Another one of these basically serviceable, but nevertheless fairly disappointing games. This one is set in some lazy medieval fantasy world where you do… search for… something. It doesn't really matter. Travelling across the different corners of the world, but only in ultra-brief flashlights, the game fails to build up any recognisable flavour.
Gameplay-wise, it is nothing but a static series of single-room scenes, half of whose description is always the description of the act of travelling there (awkward, shouldn't be part of the room description) and mostly without any indication where to go next. Trying out a direction at random, you are told where to go and what to do here first – because each screen is gated with one or two actions which you have to carry out before being allowed to go on. This becomes tired really fast. Please go for something more ambitious next time!
Played through by Mr Creosote (2015-11-15, before the voting deadline)
A very pleasant, non-pretentious treasure hunt game! The world is small, the puzzles definitely on the light side. So far, so good, but what really makes the game is the deep implementation (virtually any silly action attempt will be recognised) paired with the witty writing style, describing past episodes of the sidekick protagonist's adventures with his hapless professor.

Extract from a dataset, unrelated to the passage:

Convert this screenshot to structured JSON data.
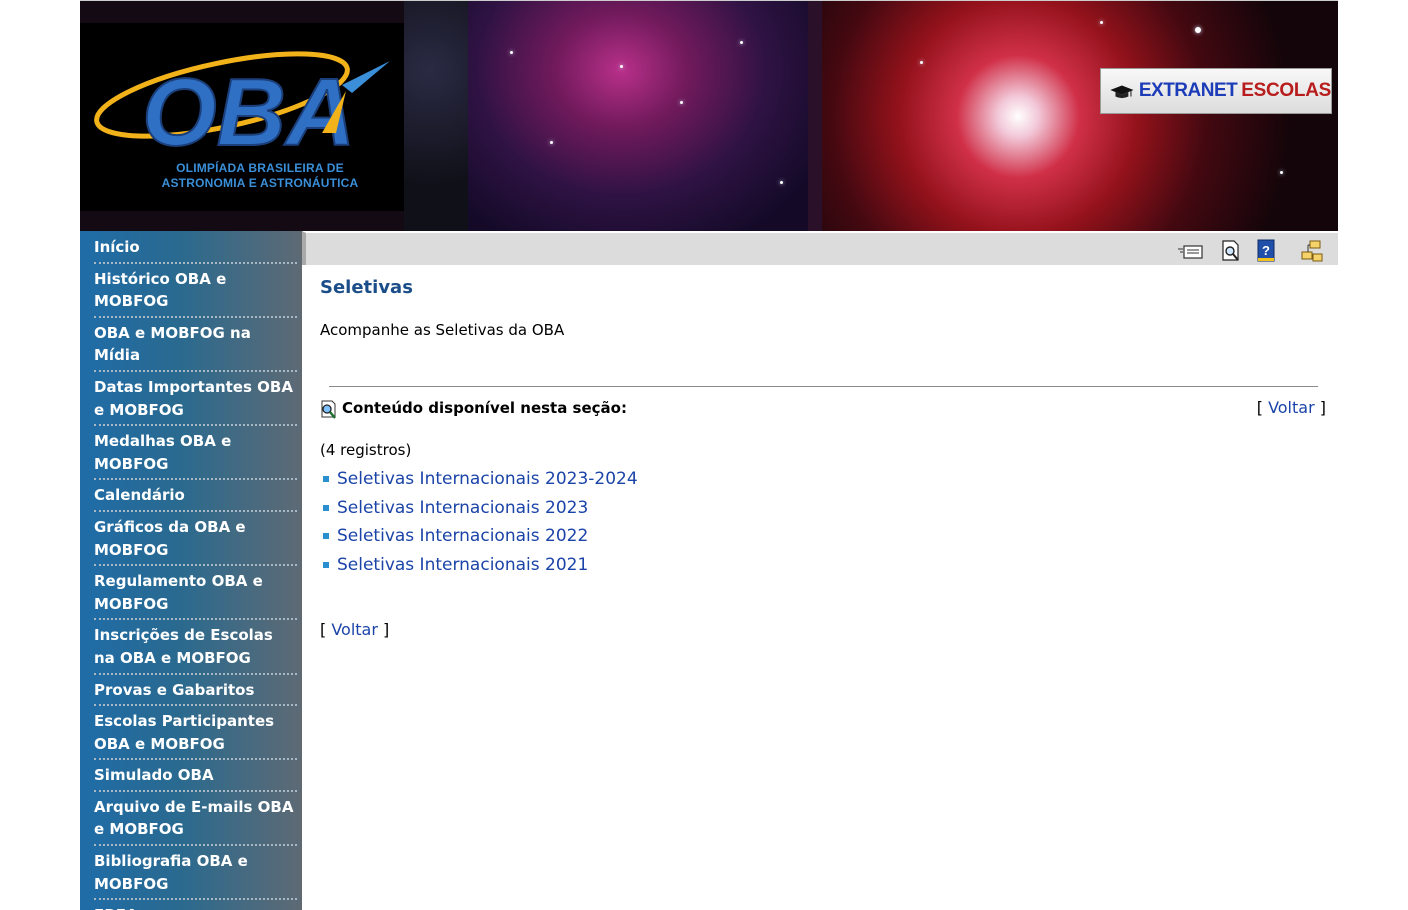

Too bad that this quality of entertaining players when they go off on a tangent while still leading them back on the right track has been almost lost completely (looking at this year's competition). Unreservedly recommended!
Closing Comments (Mr Creosote)
This was a large competition. Well done and thanks to all participants! This high number of games, of course, had its downsides as well, however. Namely that the time spent per game may not have been sufficient. In fact, apart from the games listed above, I started playing The Problems Compound, The Baker of Shireton, Sub Rosa and Brain Guzzlers from Beyond, but they looked dauntingly large or otherwise ambitious to really play in a way which would do the work obviously put into them justice. So I didn't play them sufficiently to give a final judgement (because, obviously, I don't like just copying commands from provided walkthroughs), but all four looked like excellent games which I will definitely dive into now that the judging period of the competition is over.
That more or less organically brings me to a major issue I have with appreciating the overall quality (as opposed to quantity) of this year's competition. I skipped some of the games which obviously had the potential to be the big winners. I skipped many other games on other terms as well; objective ones like inaccessible formats or purely subjective ones like thematic aversions. Some, I quickly looked into, but didn't even find anything worth saying about them as they offered no interactivity above “click here to read the next chapter”.
Among the games I played, there were good ones which entertained me well. If you have read our coverage of the past IF Comps, you know that I try to strictly separate between my own rating and my prediction of how well a game will do overall. This reflects my acknowledgement that I'm not a representative player. Meaning that games like Darkiss or The Sueño, for example, are – although I enjoyed them – not likely to place above the middle.
Now, this year, I have a hard time predicting the winner. The only one which may have the potential of those I played until the ending is Map. Though it did have its very own issues; even with it, I didn't have the feeling that this would blow people away and definitely sweep the vote (as it was usually clear with past competition winners).
So to me, although there were a number of serviceable games, this competition has presented itself as so-so at best.